Memorandum by the Director of the Office of American Republic Affairs ( Briggs ) to the Under Secretary of State for Economic Affairs ( Clayton )


Shipments of supplies to Guatemala in settlement of our lend-lease obligation have been suspended, by order of the General Accounting Office.2 The failure to make these deliveries leaves us owing Guatemala about $1,000,000 in materials under our Lend-Lease Agreement of 1942.3 It is important that shipments be resumed and the obligation liquidated.

It will be recalled that this secret Lend-Lease Agreement provided that Guatemala should receive without charge $3,000,000 worth of Lend-Lease supplies in return for letting us occupy two air bases in that country. When hostilities ended, we had shipped only about $1,500,000 of lend-lease supplies to Guatemala. It was then proposed that our remaining obligation be liquidated by transferring to Guatemala all the materials included in her interim arms allocation. After President Truman approved this proposal4 (see attachment), it was presented to the Guatemalan Government and accepted.5

[Page 701]

Some of the shipments to Guatemala were completed before the G. A. O. ordered the suspension. The bulk of the material, however, is yet to be transferred.

In emphasizing the importance of expediting deliveries, it should be noted that Guatemala has already paid a large part of the accessorial charges for suspended shipments.6 These Guatemalan payments apparently satisfy the G. A. O. requirement that accessorial funds be paid by the foreign government.

Inasmuch as your office has been at work on the general question of the suspended lend-lease shipments, the particular problem of Guatemala is brought to your attention with the hope that some action can be taken with a view to removing G. A. O.’s objections. Anything that can be done to enable us to meet our obligation to Guatemala will be very much appreciated.

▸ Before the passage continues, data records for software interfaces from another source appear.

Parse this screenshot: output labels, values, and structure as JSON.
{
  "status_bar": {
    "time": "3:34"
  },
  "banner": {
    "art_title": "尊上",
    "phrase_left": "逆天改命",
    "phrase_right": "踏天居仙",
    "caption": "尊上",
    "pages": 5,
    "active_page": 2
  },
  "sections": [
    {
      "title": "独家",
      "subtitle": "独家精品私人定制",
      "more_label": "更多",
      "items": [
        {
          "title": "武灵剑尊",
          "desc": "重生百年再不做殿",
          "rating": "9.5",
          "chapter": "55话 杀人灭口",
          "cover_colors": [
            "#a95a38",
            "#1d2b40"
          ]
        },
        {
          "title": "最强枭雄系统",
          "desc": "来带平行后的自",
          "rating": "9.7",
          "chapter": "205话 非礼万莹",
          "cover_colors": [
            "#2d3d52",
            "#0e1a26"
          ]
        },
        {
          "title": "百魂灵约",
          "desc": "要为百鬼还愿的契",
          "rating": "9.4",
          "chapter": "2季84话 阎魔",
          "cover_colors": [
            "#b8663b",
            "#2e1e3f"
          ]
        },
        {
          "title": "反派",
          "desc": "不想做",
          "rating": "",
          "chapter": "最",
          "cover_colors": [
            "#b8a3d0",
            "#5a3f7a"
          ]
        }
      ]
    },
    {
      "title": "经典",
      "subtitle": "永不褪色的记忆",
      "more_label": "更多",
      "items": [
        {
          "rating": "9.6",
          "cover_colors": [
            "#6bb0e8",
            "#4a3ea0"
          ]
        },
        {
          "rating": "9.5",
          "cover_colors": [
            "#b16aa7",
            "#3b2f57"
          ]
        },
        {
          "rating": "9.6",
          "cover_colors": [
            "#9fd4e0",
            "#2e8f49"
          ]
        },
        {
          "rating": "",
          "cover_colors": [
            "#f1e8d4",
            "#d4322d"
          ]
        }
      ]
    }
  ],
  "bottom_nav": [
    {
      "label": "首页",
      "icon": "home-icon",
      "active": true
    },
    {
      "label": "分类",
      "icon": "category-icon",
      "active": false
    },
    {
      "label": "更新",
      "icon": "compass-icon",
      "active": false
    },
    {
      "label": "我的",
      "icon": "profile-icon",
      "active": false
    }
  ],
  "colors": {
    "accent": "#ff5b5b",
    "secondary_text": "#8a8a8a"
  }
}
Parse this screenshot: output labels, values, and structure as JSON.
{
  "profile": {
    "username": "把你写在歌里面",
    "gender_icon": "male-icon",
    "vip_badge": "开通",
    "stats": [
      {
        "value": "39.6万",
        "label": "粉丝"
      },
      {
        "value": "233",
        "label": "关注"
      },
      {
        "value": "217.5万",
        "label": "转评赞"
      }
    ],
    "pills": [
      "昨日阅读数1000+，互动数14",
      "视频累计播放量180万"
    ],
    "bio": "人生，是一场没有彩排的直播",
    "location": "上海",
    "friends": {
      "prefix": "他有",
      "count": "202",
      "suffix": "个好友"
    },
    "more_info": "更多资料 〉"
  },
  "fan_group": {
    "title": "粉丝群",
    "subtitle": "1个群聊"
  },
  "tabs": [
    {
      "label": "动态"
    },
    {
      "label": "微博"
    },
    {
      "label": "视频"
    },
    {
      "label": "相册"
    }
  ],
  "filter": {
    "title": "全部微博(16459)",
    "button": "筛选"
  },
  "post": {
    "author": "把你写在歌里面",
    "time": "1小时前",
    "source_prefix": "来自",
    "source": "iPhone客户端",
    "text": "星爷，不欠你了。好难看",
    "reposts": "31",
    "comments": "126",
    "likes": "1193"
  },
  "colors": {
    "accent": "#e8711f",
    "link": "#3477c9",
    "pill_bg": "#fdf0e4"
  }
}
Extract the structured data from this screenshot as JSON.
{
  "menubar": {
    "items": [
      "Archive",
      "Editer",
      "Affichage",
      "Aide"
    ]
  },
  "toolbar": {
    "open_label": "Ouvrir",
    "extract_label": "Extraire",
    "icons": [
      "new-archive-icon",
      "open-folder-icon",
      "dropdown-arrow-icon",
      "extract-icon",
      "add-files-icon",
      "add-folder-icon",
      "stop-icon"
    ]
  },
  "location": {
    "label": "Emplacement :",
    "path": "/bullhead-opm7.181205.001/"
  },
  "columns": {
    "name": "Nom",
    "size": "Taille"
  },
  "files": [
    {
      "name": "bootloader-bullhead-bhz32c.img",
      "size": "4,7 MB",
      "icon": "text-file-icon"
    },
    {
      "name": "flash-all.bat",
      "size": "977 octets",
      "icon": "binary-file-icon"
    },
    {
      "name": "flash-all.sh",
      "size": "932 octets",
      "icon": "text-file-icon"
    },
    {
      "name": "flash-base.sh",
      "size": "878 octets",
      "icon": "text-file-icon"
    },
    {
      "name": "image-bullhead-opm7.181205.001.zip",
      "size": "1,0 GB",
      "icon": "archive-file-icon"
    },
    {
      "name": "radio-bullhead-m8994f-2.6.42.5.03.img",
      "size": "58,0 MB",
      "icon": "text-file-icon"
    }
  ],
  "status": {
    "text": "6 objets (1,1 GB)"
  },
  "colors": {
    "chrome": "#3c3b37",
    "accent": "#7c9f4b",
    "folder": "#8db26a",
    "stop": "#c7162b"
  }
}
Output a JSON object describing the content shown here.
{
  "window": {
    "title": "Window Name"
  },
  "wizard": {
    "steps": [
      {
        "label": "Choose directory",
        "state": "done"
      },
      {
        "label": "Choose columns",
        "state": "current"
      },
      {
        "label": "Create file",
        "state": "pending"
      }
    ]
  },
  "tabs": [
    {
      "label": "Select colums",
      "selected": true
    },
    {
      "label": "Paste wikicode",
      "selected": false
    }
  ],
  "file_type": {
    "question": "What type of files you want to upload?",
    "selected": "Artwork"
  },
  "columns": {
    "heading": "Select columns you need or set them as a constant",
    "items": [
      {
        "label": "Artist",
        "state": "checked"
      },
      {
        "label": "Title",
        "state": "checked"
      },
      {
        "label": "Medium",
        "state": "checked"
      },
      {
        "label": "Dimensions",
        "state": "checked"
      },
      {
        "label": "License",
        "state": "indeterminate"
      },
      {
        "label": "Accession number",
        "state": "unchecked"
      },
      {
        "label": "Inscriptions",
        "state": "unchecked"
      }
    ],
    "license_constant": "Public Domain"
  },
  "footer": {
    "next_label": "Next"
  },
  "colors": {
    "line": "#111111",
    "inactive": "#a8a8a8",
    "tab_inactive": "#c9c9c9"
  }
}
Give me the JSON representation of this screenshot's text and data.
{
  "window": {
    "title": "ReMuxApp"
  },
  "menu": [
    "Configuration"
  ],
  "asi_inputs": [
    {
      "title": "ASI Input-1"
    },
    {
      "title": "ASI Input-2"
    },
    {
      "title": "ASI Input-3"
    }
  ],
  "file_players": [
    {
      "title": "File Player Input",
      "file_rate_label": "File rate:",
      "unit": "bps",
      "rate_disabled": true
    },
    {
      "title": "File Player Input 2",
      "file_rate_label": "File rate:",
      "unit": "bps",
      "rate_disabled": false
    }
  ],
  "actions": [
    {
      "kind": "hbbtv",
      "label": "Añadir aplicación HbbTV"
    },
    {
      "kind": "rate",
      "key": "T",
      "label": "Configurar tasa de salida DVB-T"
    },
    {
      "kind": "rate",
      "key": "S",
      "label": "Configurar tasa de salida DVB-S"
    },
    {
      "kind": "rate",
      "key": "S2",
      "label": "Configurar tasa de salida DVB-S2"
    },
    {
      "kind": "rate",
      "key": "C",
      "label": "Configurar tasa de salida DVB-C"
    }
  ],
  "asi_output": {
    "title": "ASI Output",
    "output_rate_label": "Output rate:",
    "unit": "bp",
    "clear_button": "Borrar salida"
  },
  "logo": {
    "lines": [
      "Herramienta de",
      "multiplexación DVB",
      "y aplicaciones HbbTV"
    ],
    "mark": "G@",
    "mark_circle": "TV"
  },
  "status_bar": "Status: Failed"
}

  1. A ruling was issued by the Comptroller General (Warren) on January 10, 1947, that not only could the funds appropriated in Public Law No. 521, Seventy-Ninth Congress, July 23, 1946, not be used for any of the expenses incident to the shipment abroad of lend-lease articles after December 31, 1946, but in addition, funds deposited by the foreign governments could not be used for that purpose (800.24/4–2447).
  2. Signed November 16, 1942, Foreign Relations, 1942, vol. vi, p. 444.
  3. See memorandum of May 14, 1946, by Acting Secretary of State Acheson to President Truman, ibid., 1946, vol. xi, p. 885.
  4. See notes of May 23 and October 18, 1946, to the Guatemalan Embassy, ibid., pp. 886 and 888, respectively.
  5. A payment of $65,000 had been made in December 1946.